Though none of those trips yielded wins, it's still more than Archie Manning can say.
Hebert's best season was in 1993, when he made the Pro Bowl...for the Falcons.
But hey, what Saint hasn't changed teams within the division only to find success?
Hebert is now the co-host of a New Orleans sports radio talk show.
His thick accent and inner "Who Dat" are what make him still one of the most beloved Saints of all time.
I'm not even sure Brooks should even be on this list. But I like to remember the good times.
Since there's no real criteria, and since I can't ignore his place in Saints history, Brooks has earned a spot.
Brooks' crowning (and only) achievement was leading the Saints to their first ever playoff win in 2000.
The five years that followed were miserably and painfully mediocre, as the Saints never made it back to the postseason with Brooks.
Brooks was oozing with talent but lacked the one thing that all pro QBs require but cannot be taught: leadership.
To Brooks' credit, though, he was either first or second in many of the Saints' major passing categories when he left the team following the 2005 season.
"Hollywood" will be remembered mostly for his cell phone celebration after catching his second of four touchdowns against the Giants on Sunday Night Football in 2003.
What he should be remembered for is his breakout 2000 season alongside another unknown: Aaron Brooks.
In his seven years as a Saint, Horn had 523 receptions for 7,622 yards.
He also went to four Pro Bowls in his first five seasons with the Saints and had four seasons of more than 1,250 yards receiving.
Horn remains the best receiver in Saints history.
Way before my time, I like to think of Archie as the "First Saint."
He was the first one that really mattered to me, anyway.
As good a quarterback as Manning was, he was never surrounded with any kind of talent.
The result for him was no playoff appearances and no winning records in his 12 years with the Saints.
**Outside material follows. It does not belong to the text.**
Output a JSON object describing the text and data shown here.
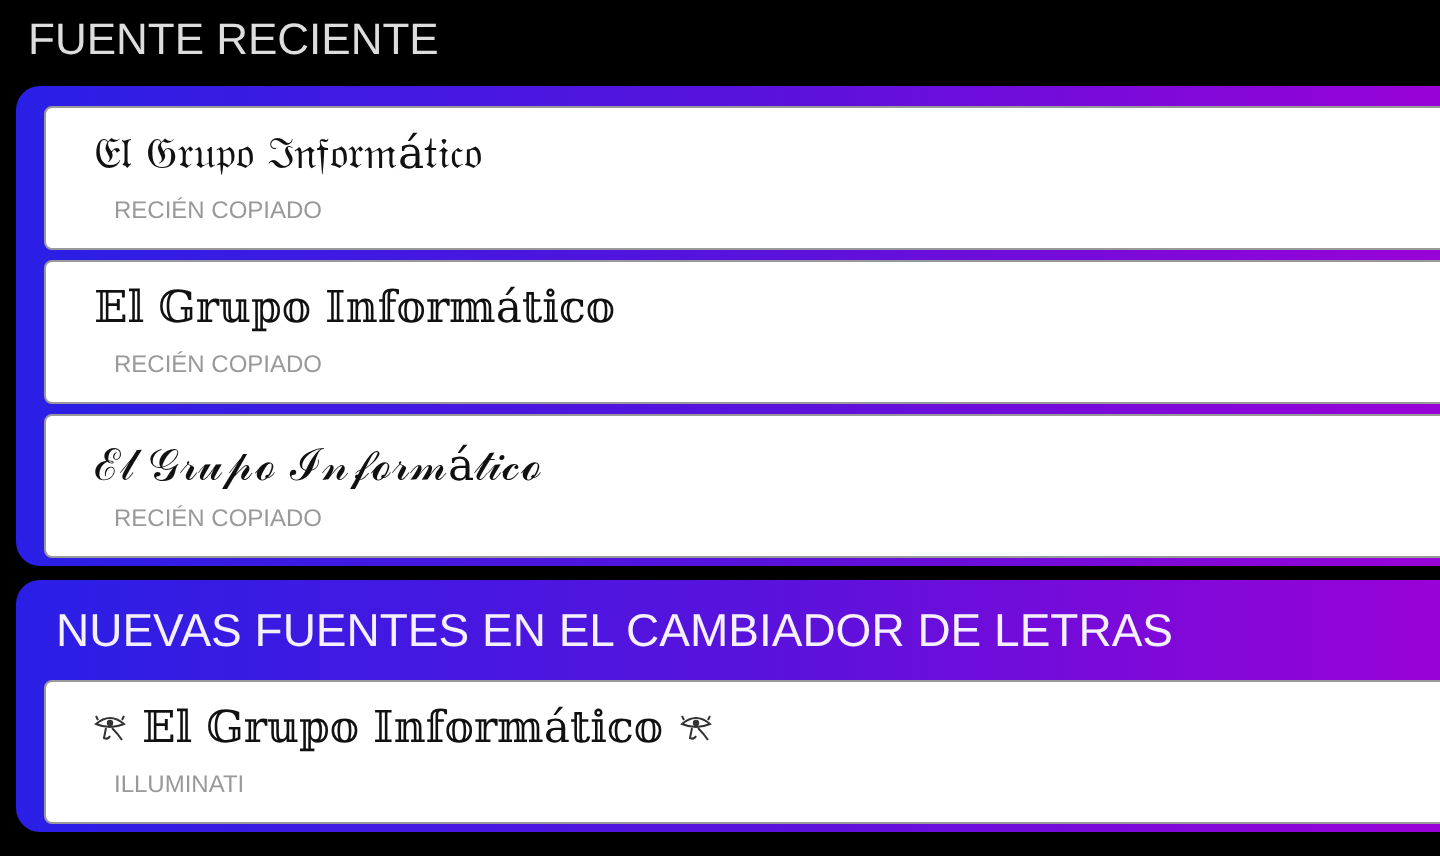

It's a shame because that's what has singlehandedly kept Manning out of the record books and out of Canton.
Though he never went to the playoffs, he did have two consecutive Pro Bowl appearances in 1978 and 1979.
The Saints have been looking for a defensive playmaker ever since Knight was let go after the 2002 season.
Knight signed with the Saints as an undrafted free agent in 1997, proving his worth by intercepting five passes in his rookie year.
I remember Knight constantly being around the ball. If he wasn't making interceptions, he was delivering the huge blow or recovering fumbles.
At the time of his release, Knight led all active players at his position in interceptions, forced fumbles, fumble recoveries, and tackles, among other categories.
Knight was another victim in a long line of players the Saints should have never let go.
His lone Pro Bowl was in 2001.
The No. 2 spot goes to three players: Sam Mills, Pat Swilling, and Vaughn Johnson.
Rickey Jackson can't be included since there's still a chance he could be in the Hall of Fame.
But when you mention one member of the Dome Patrol, you have to mention them all.
Voted the best linebacking corps of all time by NFL Network, the Dome Patrol was the only reason the Saints found any success during the Jim Mora era.
The four linebackers combined for 18 Pro Bowl appearances and made NFL history by collectively being named to the Pro Bowl in 1992.
In the time that the Dome Patrol was together, the Saints never had a losing season.
There may have never been a better human being to put on the black and gold than Dulymus Jenod McAllister.
That's not even considering what he did ON the field.
Though no longer a Saint, Deuce leaves the organization as the best RB in the team's history, as well as its most beloved player.
Drafted by the Saints 23rd overall in the 2001 draft, Deuce holds every major rushing record for the Saints, including yards and rushing touchdowns.
From 2002-04 he dominated with a strange combination of power, speed, and a slightly upright running style like no Saints running back ever has.
During that three-year period he accumulated 22 100-yard rushing games, including nine straight in 2003.
He also earned consecutive trips to the Pro Bowl in 2002-03.
Sadly, two knee injuries separated him from a career that would have him on the top tier of NFL backs in the '00 decade.